**What you should do**. The response should consist of the listing, repeated word for word.

**Recorded information**.
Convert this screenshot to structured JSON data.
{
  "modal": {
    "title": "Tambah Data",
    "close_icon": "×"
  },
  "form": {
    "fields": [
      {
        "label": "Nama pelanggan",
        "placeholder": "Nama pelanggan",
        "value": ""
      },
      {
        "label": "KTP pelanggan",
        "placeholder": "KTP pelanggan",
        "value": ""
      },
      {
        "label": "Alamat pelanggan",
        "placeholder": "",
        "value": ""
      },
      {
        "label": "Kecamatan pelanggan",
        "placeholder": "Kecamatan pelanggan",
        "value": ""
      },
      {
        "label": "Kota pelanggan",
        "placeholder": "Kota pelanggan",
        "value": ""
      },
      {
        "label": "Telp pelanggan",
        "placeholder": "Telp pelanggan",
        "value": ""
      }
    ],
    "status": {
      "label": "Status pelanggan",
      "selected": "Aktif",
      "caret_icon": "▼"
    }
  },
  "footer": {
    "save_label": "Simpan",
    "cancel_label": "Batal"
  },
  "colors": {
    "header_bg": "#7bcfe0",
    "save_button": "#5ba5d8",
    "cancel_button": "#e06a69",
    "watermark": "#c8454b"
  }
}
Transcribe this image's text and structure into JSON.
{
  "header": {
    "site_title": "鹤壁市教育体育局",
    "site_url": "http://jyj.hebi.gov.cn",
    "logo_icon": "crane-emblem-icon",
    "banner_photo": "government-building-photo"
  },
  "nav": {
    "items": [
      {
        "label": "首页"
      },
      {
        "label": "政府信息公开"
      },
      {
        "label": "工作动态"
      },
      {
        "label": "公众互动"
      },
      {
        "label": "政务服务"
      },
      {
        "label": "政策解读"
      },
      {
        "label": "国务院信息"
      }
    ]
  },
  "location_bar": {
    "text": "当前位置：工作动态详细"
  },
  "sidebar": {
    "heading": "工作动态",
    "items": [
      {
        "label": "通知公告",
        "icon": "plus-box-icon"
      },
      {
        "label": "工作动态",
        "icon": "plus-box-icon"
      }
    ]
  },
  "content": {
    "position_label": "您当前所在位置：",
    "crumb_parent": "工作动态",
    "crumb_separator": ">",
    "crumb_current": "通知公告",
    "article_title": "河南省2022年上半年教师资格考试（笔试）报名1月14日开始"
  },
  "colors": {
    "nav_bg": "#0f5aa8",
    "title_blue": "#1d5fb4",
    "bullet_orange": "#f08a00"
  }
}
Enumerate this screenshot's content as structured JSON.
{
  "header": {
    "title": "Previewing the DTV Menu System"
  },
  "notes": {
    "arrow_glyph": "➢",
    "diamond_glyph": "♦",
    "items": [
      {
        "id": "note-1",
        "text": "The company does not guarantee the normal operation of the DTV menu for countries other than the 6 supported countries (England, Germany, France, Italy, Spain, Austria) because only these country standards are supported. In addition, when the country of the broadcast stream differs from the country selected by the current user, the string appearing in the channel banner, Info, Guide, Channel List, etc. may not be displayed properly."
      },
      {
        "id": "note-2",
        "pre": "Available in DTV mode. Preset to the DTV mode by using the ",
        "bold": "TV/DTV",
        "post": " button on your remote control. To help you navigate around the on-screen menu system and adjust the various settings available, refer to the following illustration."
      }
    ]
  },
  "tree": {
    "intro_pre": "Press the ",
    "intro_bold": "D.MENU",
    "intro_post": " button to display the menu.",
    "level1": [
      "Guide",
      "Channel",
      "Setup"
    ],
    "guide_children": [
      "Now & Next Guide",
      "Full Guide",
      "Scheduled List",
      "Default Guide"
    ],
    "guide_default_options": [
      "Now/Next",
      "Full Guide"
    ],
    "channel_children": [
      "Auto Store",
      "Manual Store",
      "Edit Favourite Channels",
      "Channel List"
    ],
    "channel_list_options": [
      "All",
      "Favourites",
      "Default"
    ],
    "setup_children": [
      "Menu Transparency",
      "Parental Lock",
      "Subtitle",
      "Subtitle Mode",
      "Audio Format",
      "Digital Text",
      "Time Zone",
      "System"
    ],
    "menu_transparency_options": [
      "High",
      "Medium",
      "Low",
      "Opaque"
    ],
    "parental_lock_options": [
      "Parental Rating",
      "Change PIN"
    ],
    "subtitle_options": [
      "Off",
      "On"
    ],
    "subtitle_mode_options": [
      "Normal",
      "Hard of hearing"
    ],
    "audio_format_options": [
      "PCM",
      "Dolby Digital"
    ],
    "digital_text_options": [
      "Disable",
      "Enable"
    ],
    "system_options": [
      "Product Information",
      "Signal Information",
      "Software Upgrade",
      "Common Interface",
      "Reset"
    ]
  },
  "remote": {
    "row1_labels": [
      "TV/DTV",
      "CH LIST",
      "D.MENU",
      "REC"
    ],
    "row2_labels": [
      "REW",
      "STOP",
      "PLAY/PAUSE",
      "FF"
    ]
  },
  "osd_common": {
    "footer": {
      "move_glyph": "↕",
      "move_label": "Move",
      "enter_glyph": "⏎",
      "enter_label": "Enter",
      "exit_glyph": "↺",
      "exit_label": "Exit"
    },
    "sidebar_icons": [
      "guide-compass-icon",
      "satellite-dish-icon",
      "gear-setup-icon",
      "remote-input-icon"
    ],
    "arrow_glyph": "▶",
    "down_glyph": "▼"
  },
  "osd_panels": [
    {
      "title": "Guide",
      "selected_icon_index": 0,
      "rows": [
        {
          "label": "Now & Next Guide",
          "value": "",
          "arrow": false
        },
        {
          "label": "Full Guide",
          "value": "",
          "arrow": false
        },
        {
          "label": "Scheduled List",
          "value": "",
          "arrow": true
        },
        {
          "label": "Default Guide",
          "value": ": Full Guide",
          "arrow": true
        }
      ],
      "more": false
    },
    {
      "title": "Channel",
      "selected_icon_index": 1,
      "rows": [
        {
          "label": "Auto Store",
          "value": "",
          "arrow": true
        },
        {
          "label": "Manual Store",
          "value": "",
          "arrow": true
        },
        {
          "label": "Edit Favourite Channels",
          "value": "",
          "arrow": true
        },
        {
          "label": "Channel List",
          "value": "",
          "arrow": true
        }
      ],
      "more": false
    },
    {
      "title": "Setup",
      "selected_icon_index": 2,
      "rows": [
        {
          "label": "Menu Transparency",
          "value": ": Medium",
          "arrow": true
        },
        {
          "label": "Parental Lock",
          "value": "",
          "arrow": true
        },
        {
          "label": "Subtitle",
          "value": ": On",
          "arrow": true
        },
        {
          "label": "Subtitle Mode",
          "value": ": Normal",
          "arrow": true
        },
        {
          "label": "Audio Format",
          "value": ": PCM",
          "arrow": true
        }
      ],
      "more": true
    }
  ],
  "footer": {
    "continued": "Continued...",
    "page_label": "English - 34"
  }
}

**Problem solution**.
Convert this screenshot to structured JSON data.
{
  "modal": {
    "title": "Tambah Data",
    "close_icon": "×"
  },
  "form": {
    "fields": [
      {
        "label": "Nama pelanggan",
        "placeholder": "Nama pelanggan",
        "value": ""
      },
      {
        "label": "KTP pelanggan",
        "placeholder": "KTP pelanggan",
        "value": ""
      },
      {
        "label": "Alamat pelanggan",
        "placeholder": "",
        "value": ""
      },
      {
        "label": "Kecamatan pelanggan",
        "placeholder": "Kecamatan pelanggan",
        "value": ""
      },
      {
        "label": "Kota pelanggan",
        "placeholder": "Kota pelanggan",
        "value": ""
      },
      {
        "label": "Telp pelanggan",
        "placeholder": "Telp pelanggan",
        "value": ""
      }
    ],
    "status": {
      "label": "Status pelanggan",
      "selected": "Aktif",
      "caret_icon": "▼"
    }
  },
  "footer": {
    "save_label": "Simpan",
    "cancel_label": "Batal"
  },
  "colors": {
    "header_bg": "#7bcfe0",
    "save_button": "#5ba5d8",
    "cancel_button": "#e06a69",
    "watermark": "#c8454b"
  }
}
Transcribe this image's text and structure into JSON.
{
  "header": {
    "site_title": "鹤壁市教育体育局",
    "site_url": "http://jyj.hebi.gov.cn",
    "logo_icon": "crane-emblem-icon",
    "banner_photo": "government-building-photo"
  },
  "nav": {
    "items": [
      {
        "label": "首页"
      },
      {
        "label": "政府信息公开"
      },
      {
        "label": "工作动态"
      },
      {
        "label": "公众互动"
      },
      {
        "label": "政务服务"
      },
      {
        "label": "政策解读"
      },
      {
        "label": "国务院信息"
      }
    ]
  },
  "location_bar": {
    "text": "当前位置：工作动态详细"
  },
  "sidebar": {
    "heading": "工作动态",
    "items": [
      {
        "label": "通知公告",
        "icon": "plus-box-icon"
      },
      {
        "label": "工作动态",
        "icon": "plus-box-icon"
      }
    ]
  },
  "content": {
    "position_label": "您当前所在位置：",
    "crumb_parent": "工作动态",
    "crumb_separator": ">",
    "crumb_current": "通知公告",
    "article_title": "河南省2022年上半年教师资格考试（笔试）报名1月14日开始"
  },
  "colors": {
    "nav_bg": "#0f5aa8",
    "title_blue": "#1d5fb4",
    "bullet_orange": "#f08a00"
  }
}
Enumerate this screenshot's content as structured JSON.
{
  "header": {
    "title": "Previewing the DTV Menu System"
  },
  "notes": {
    "arrow_glyph": "➢",
    "diamond_glyph": "♦",
    "items": [
      {
        "id": "note-1",
        "text": "The company does not guarantee the normal operation of the DTV menu for countries other than the 6 supported countries (England, Germany, France, Italy, Spain, Austria) because only these country standards are supported. In addition, when the country of the broadcast stream differs from the country selected by the current user, the string appearing in the channel banner, Info, Guide, Channel List, etc. may not be displayed properly."
      },
      {
        "id": "note-2",
        "pre": "Available in DTV mode. Preset to the DTV mode by using the ",
        "bold": "TV/DTV",
        "post": " button on your remote control. To help you navigate around the on-screen menu system and adjust the various settings available, refer to the following illustration."
      }
    ]
  },
  "tree": {
    "intro_pre": "Press the ",
    "intro_bold": "D.MENU",
    "intro_post": " button to display the menu.",
    "level1": [
      "Guide",
      "Channel",
      "Setup"
    ],
    "guide_children": [
      "Now & Next Guide",
      "Full Guide",
      "Scheduled List",
      "Default Guide"
    ],
    "guide_default_options": [
      "Now/Next",
      "Full Guide"
    ],
    "channel_children": [
      "Auto Store",
      "Manual Store",
      "Edit Favourite Channels",
      "Channel List"
    ],
    "channel_list_options": [
      "All",
      "Favourites",
      "Default"
    ],
    "setup_children": [
      "Menu Transparency",
      "Parental Lock",
      "Subtitle",
      "Subtitle Mode",
      "Audio Format",
      "Digital Text",
      "Time Zone",
      "System"
    ],
    "menu_transparency_options": [
      "High",
      "Medium",
      "Low",
      "Opaque"
    ],
    "parental_lock_options": [
      "Parental Rating",
      "Change PIN"
    ],
    "subtitle_options": [
      "Off",
      "On"
    ],
    "subtitle_mode_options": [
      "Normal",
      "Hard of hearing"
    ],
    "audio_format_options": [
      "PCM",
      "Dolby Digital"
    ],
    "digital_text_options": [
      "Disable",
      "Enable"
    ],
    "system_options": [
      "Product Information",
      "Signal Information",
      "Software Upgrade",
      "Common Interface",
      "Reset"
    ]
  },
  "remote": {
    "row1_labels": [
      "TV/DTV",
      "CH LIST",
      "D.MENU",
      "REC"
    ],
    "row2_labels": [
      "REW",
      "STOP",
      "PLAY/PAUSE",
      "FF"
    ]
  },
  "osd_common": {
    "footer": {
      "move_glyph": "↕",
      "move_label": "Move",
      "enter_glyph": "⏎",
      "enter_label": "Enter",
      "exit_glyph": "↺",
      "exit_label": "Exit"
    },
    "sidebar_icons": [
      "guide-compass-icon",
      "satellite-dish-icon",
      "gear-setup-icon",
      "remote-input-icon"
    ],
    "arrow_glyph": "▶",
    "down_glyph": "▼"
  },
  "osd_panels": [
    {
      "title": "Guide",
      "selected_icon_index": 0,
      "rows": [
        {
          "label": "Now & Next Guide",
          "value": "",
          "arrow": false
        },
        {
          "label": "Full Guide",
          "value": "",
          "arrow": false
        },
        {
          "label": "Scheduled List",
          "value": "",
          "arrow": true
        },
        {
          "label": "Default Guide",
          "value": ": Full Guide",
          "arrow": true
        }
      ],
      "more": false
    },
    {
      "title": "Channel",
      "selected_icon_index": 1,
      "rows": [
        {
          "label": "Auto Store",
          "value": "",
          "arrow": true
        },
        {
          "label": "Manual Store",
          "value": "",
          "arrow": true
        },
        {
          "label": "Edit Favourite Channels",
          "value": "",
          "arrow": true
        },
        {
          "label": "Channel List",
          "value": "",
          "arrow": true
        }
      ],
      "more": false
    },
    {
      "title": "Setup",
      "selected_icon_index": 2,
      "rows": [
        {
          "label": "Menu Transparency",
          "value": ": Medium",
          "arrow": true
        },
        {
          "label": "Parental Lock",
          "value": "",
          "arrow": true
        },
        {
          "label": "Subtitle",
          "value": ": On",
          "arrow": true
        },
        {
          "label": "Subtitle Mode",
          "value": ": Normal",
          "arrow": true
        },
        {
          "label": "Audio Format",
          "value": ": PCM",
          "arrow": true
        }
      ],
      "more": true
    }
  ],
  "footer": {
    "continued": "Continued...",
    "page_label": "English - 34"
  }
}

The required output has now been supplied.